By the time she returned with food, the bottom of the 8th had begun and the Mariners were still losing 3-2. She had done some thinking, about the "Cano bibb night" text, the fact she could still here Gabe yelling while back in the concourse, and what to do about the sunburn likely developing. The latter was the least of her problems. Still, Linda felt good about the game. Her team had hung in there, despite going down early on, and had shown just enough promise that maybe they could find another run in the game before the 9th inning ended. Tom Wilhelmsen was in to pitch, a name she remembered from when she first started watching the M's. The inning started off easy enough; Joe Panik popped out to Kyle, Pagan, after getting thrown out of the game for arguing strikes, had to have Jarrett Parker finish his at-bat, a strike out looking, and the entertainment value was there.
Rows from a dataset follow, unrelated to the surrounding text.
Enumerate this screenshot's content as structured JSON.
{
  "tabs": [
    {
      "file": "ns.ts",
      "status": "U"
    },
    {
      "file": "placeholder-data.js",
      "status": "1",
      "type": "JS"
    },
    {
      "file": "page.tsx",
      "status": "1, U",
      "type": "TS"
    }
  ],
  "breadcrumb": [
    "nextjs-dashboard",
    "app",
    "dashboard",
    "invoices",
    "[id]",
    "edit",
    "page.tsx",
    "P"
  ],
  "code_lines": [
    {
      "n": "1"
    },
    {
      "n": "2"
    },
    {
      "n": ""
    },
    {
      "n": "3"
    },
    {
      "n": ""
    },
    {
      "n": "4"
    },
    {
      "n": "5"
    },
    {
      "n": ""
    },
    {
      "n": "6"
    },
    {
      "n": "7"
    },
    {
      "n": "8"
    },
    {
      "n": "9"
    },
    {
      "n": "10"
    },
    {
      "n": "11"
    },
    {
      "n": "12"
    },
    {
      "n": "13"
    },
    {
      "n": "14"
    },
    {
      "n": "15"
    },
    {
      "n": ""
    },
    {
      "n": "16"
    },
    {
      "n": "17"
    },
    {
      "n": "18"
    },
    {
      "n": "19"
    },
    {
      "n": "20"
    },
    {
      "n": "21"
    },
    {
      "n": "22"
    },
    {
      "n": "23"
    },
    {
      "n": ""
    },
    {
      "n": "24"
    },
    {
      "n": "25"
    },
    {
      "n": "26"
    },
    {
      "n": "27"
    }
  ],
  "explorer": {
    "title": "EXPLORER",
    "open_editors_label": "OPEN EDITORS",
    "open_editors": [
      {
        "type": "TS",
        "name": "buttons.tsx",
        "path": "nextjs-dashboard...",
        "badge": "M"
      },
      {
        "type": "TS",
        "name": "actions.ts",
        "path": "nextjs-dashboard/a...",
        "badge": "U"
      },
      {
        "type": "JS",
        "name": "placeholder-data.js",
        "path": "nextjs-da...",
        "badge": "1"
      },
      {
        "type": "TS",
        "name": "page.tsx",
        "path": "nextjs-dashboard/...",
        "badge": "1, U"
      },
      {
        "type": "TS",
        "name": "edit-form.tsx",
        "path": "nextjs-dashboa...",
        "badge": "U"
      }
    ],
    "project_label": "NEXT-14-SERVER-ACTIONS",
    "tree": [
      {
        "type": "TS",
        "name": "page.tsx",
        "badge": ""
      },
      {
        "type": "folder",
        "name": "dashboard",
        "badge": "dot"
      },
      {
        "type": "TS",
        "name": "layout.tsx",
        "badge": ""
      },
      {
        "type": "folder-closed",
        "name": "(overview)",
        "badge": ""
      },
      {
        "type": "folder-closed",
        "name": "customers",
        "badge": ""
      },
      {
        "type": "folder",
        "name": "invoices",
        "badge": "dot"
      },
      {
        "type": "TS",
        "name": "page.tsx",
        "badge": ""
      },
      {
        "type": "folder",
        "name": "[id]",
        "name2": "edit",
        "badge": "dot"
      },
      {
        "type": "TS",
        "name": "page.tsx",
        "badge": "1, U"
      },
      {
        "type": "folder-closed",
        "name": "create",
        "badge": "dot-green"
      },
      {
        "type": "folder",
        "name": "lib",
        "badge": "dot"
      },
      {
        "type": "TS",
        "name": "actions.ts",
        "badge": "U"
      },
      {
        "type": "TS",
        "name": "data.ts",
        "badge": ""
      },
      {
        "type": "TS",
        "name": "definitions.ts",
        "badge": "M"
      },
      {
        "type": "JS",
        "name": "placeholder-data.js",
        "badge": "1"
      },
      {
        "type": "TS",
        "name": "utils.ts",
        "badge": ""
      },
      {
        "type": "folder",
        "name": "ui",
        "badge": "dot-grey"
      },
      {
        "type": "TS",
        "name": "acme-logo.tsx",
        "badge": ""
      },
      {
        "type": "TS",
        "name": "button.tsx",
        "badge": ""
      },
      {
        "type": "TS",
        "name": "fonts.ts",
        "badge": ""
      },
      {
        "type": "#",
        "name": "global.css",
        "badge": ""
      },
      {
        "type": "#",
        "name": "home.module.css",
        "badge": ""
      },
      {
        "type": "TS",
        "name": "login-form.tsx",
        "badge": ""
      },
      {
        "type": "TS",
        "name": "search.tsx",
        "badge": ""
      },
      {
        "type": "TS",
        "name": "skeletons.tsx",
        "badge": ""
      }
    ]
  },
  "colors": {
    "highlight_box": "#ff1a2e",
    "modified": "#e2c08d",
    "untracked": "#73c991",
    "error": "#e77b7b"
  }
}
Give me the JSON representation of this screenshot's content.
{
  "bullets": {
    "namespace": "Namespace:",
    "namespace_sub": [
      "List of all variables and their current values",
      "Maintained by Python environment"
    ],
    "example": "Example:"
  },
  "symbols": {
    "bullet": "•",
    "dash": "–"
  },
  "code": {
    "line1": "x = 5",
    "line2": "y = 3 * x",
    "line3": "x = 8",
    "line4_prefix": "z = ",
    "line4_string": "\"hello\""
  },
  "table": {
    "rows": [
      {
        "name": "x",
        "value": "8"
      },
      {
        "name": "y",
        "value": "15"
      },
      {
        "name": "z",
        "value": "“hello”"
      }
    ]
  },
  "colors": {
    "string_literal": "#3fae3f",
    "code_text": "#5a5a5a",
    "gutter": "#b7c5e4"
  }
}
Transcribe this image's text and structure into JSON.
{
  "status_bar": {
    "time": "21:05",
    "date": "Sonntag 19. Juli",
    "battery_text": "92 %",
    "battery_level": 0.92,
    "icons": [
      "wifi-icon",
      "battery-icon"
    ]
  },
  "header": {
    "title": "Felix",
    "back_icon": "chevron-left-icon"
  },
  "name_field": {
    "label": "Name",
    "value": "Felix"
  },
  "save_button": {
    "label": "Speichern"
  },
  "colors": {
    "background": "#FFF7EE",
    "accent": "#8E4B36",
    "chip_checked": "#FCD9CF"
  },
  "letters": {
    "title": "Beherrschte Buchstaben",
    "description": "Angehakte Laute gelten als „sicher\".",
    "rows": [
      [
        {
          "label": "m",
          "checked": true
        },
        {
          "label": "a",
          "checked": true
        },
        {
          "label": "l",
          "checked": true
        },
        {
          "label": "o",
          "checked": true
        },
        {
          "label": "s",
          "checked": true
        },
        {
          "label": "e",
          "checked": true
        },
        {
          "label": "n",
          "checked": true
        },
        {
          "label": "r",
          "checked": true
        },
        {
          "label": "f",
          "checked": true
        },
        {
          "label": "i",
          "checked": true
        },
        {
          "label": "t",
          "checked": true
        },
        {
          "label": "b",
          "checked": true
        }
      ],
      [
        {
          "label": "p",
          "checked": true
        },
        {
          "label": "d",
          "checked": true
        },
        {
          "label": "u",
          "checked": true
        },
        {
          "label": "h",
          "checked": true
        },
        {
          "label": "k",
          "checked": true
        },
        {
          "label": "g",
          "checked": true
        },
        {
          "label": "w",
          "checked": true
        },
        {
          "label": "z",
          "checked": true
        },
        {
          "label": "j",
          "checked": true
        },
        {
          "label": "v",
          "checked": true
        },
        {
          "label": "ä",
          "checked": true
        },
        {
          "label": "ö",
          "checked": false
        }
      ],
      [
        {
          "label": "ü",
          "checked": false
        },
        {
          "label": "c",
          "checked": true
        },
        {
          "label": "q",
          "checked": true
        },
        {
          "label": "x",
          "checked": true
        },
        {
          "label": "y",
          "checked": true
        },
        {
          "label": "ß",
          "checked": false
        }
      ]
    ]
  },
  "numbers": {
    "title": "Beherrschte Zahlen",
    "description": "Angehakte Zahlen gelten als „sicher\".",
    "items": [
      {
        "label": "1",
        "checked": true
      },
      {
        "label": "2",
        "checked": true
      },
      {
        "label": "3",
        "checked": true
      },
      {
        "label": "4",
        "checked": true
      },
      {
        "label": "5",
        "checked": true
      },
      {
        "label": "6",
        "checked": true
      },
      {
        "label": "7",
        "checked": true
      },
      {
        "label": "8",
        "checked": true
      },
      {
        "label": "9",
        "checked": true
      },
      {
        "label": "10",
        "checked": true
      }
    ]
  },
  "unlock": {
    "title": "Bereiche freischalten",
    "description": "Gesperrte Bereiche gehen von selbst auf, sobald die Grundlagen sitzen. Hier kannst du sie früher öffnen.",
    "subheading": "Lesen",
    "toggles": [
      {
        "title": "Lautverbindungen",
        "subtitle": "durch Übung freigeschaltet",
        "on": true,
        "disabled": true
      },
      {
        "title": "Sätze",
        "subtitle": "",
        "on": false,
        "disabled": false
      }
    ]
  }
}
But then Tom got wild. Two walks in a row and a little bloop in to the outfield scored another run, making it 4-2 Giants. Gabe was visibly more relaxed now. Sure enough, the bloop single by Duffy lead to a misplayed double which would score two more runs. 6-2 Giants, bottom of the 8th.
Gabe suggested they leave the game early, with the result firmly set. Linda reluctantly agreed. While she hated leaving early, she also did not want her lasting memory of the game to be the final three outs of a loss. It was her one chance to see the Mariners for the foreseeable future, and wanted her final impression of the game to be that of hope, and not of loss. They made it to the car as the 9th inning closed. Linda was still getting updates on her phone as the game ended.
"The Giants won, 6-2," Linda said matter-of-factly. You don't know what pain is.
"There we go, boys," Gabe had found his happiness with the result firmly and finally in his favor. The man, once reduced to a pouting baby by Brad Miller, had reason to smile. The mobile above his crib was moving in the wind from an open window. He was satiated.
"I told you that we would win it all again this year," Gabe was about to go on one of his well-informed tangents and Linda zoned it out, choosing instead to listen to whatever Kenny Chesney song Gabe had playing through his phone. You're from Walnut Creek, you dunce. Not Winters.
The night went as many others did, Gabe had made reservations at the Slanted Door. It was easy tonight, as the whole town wanted to be at the basketball game. He elected staring at his phone all night instead of being there. The food was good, but cliche. They made it back to Berkeley, and had drinks at Kips, the spot where they had actually first met, it seemed like a decent enough gesture but Linda knew it was more out of convenience than memory.
Never go to graduate school mixers. Linda couldn't decide if that was her mistake or Gabe's, yet that is how this all began. Now, here she was, at 10:39 p.m., flipping through her worn out copy of "The Art of Fielding" and remembering how she got brought back in to the game of baseball by this earmarked and highlighted work of fiction. Cano Bobblehead Night.
"Babe," Gabe began while in the midst of brushing his teeth, "I just wanted to say that I'm sorry I was in a bad mood during the game. You know how I can't stand watching the Giants lose. I wish that you knew how much it hurt me. It's kinda hard to describe. And I'm sorry you guys lost, too."
The last comment was made out of a pity that Linda didn't need.
"It's June, babe," Linda said with a smirk Gabe couldn't see as she turned away and flicked off the lights, "None of this matters."